CalREN Facilitates Communications During Napa Fires via Local Libraries
A public library that is equipped with robust broadband can play a critical role in the community in an emergency. During the recent devastating fires in Northern California, the Napa County Library was called upon to play this role.
“During the fire emergency in Napa County in October 2017, the Napa County Library became a center for public access for many in our community who lost power, phone, and Internet access,” said Edward Bell, library computer systems technician at the Napa County Library. “We served as an information resource as well as communication hub for our constituency, and our network never faltered. At the height of the emergency, on Tuesday, October 10, over 2,000 people visited our main library and 491 people accessed our network — four times more than usual — with no latency or service outages. We are very grateful for the dependability built into CENIC’s CalREN network.”
Library Director Danis Kreimeier noted that, “Internet connectivity in our communities was severely compromised during the fires. Because much of the Internet service in Napa County is delivered via landlines or microwave connections, many public institutions, including Napa Valley College, lost their connection and all public schools were closed for two weeks. AT&T, a major provider in the region, lost over 80 towers. Although our Calistoga Branch Library was evacuated, our main library and our other two branches remained open. Because our connection to CalREN is delivered via fiber underground, it was not impacted.”
Librarians worked with the many visitors to the Napa County libraries to assist them in signing up for the emergency alert system and for the “Safe and Well” Red Cross check-in system. Reporters filed stories from the library and workers came in to log on to their company websites to see if they needed to go to work. The town of Yountville lost all Internet access and town officials used the library to post updates.
Serving as an information hub, libraries continuously streamed news and, before opening each day, streamed press conferences for staff so they could better respond to questions from the public. In fact, during emergency briefings, officials advised the public to go to the library for Internet access. The library's Facebook page was an important information resource as it amplified messages from Napa County and CAL FIRE. One post alone received over 88,000 views.

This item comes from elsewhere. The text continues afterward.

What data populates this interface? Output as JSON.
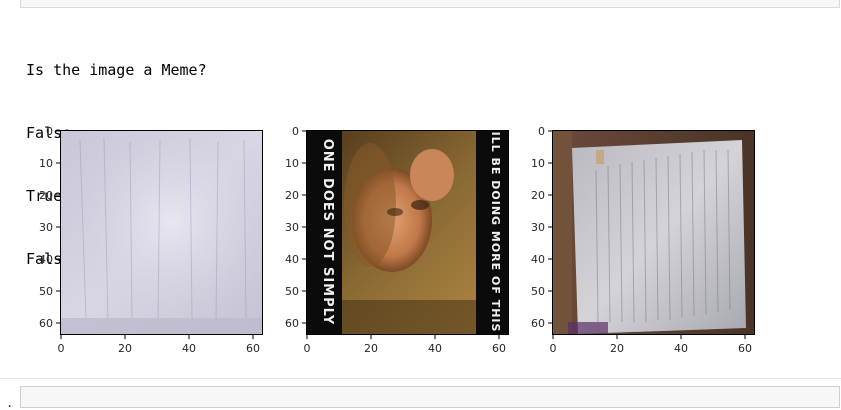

Assistant Library Director Anthony Halstead commented on the difference high-speed broadband makes during a public emergency. “During our last public emergency, the earthquake that occurred in 2015, we were not yet connected to CalREN and had only 100 Mbps of connectivity. Many municipal buildings in our county were damaged, and government offices were relocated to our main library. Our Internet connectivity was not adequate to meet the needs of these workers and our patrons. We had to put tight restrictions on the number of users and the lengths of their sessions. Now our main library and three branches are all connected to CalREN at 1 Gbps, or 10 times faster than our previous service. In addition to dramatically improved speed, our reliability has improved. In the more than two years since connecting to CalREN, we have had fewer than 20 minutes of service outage, and these outages were in our carrier circuit and equipment, not the CalREN backbone.”
In 2013, responding to a proposal from CENIC and the California State Library, the California State Legislature and Governor Edmund G. Brown Jr. tasked the California State Library and CENIC with assessing the high-speed broadband needs of California’s public libraries. Although broadband is essential for libraries to fulfill their missions, the needs assessment found that approximately 52% of California’s public libraries had slower broadband connections than many Californians have in their homes.
In response to this assessment, Governor Brown and the legislature, along with support from the California Teleconnect Fund (administered by the California Public Utilities Commission), provided funds to support libraries as Charter Associate members of CENIC and for their CalREN backbone use, which was the beginning of an historic initiative to help all of California’s public libraries receive high-speed broadband service via CENIC. Through the efforts of CENIC and Califa — contracted by the California State Library to serve as a point of coordination between CENIC and the public libraries — over 80% of eligible public library jurisdictions in California are now either connected or in the process of connecting to CalREN.